It, quite rightly, takes a lot for a black metal album to impress these days. So when one lands from a Swedish band with five albums already under their belt, you can’t help but brace for a journeyman effort with plenty of corpse paint and diabolical sermonising thrown into the bargain. Nothing wrong with that when you want to kick back and enjoy a bit of straight up and down blasphemy, I hear you say. But Nazghor have been on a steadily improving curve in their relatively short but productive career – starting out with a harsher, more punishing sound then gradually letting those hints of tantalising Swedish melody bleed through. What’s not to love about the glorious, lunatic riffing on Born of Misanthropic Blackness from 2014’s Upon the Darkest Season or the blackened dirge finale off the band’s last album Death’s Withered Chants? In short, there’s plenty to dig into for those unfamiliar with the overtly satanic ways of Nazghor.

But, now on their sixth album in just five years with Infernal Aphorism, the band has begun ramming home the style initially developed on previous album Death’s Withered Chants like a iron stake merrily hammered into the heart of the unworthy. Nazghor has become a well-honed and all too impressive mix of aggression and melody that weaves its way right through this latest release. It’s a sound that fabulously flexes the black metal style in a way that reminds me a lot of Necrophobic at their best with rabidly delivered black metal all sewn together with soaring riffs and an almost playful approach to song structures. This is what now separates Nazghor from the pack and makes it an effortlessly interesting listen while layering on thick the driving tremolo accompaniment which provides both fantastic hooks and a nice ‘fuck you’ to any casual listeners that might get too close to the air raid siren-like edge to their sound (which also includes and actual air raid siren sample at one point).

If its relentless black metal aggression you want – there’s plenty of that too with obvious comparisons to be had with Watain on tracks like Deathless Serpent. While the headbanging Rite of Repugnant Fury is nothing short of addictive. But, frankly, Nazghor don’t even bother to hide their influences – preferring to wear them on their unwashed sleeves for all to see. But it’s on tracks like Ephemeral Hunger – with its guttural chant and frenzied drumming (did I mention the drums? It’s almost worth buying this for the drums alone) – and the almost jaunty intro on Spawns of All Evil that you know this band is truly flying. The last 20 minutes is enough to lose yourself completely with yet more hooks that, by now, the band is firing off with abandon and a penultimate track that most black metal bands would more than happily have settled on for the finale.

But, perhaps predictably by now, the band has saved an explosive cartridge in the last barrel just for us – with a 10 minute baleful stomp that even segues perfectly into a storm of blast beats halfway through and then into pure shoegaze, all delivered with aplomb just in case you thought Nazghor were getting complacent.
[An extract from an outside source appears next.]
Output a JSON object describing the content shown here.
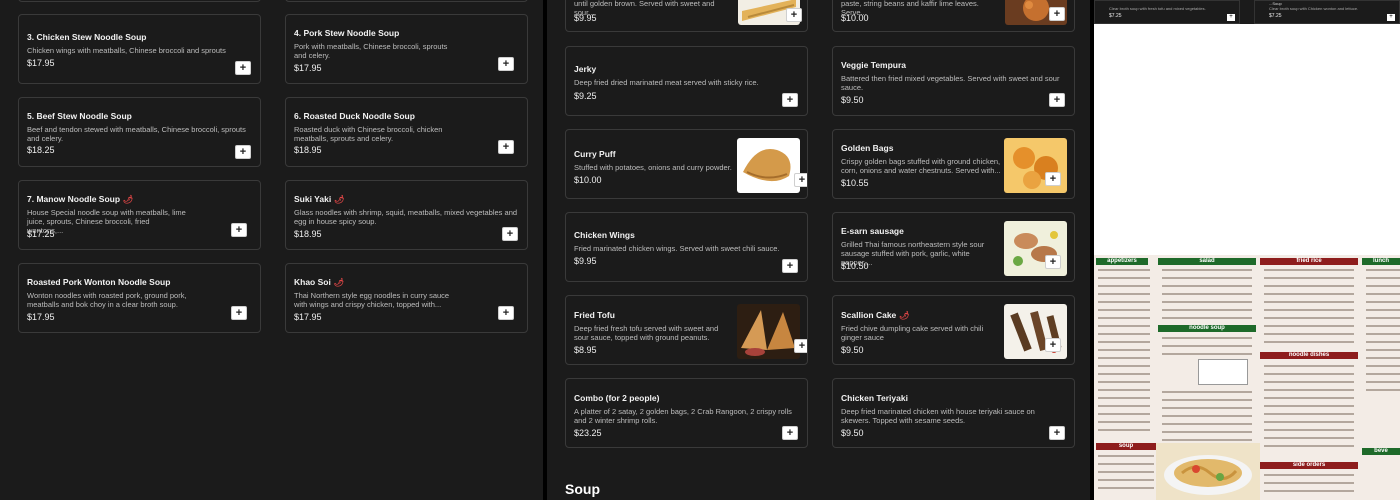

Infernal Aphorism is an album of jagged, luciferian salutations laced with searing, soulful tremolo riffs was beautifully rounded off with superb mastery of their sound and songwriting. It has sealed Nazghor’s rise from a worthy, corpse-painted contender and unfurled their blood-soaked banner for all to see in a victorious salute to the dark one.

(8.5/10 Reverend Darkstanley)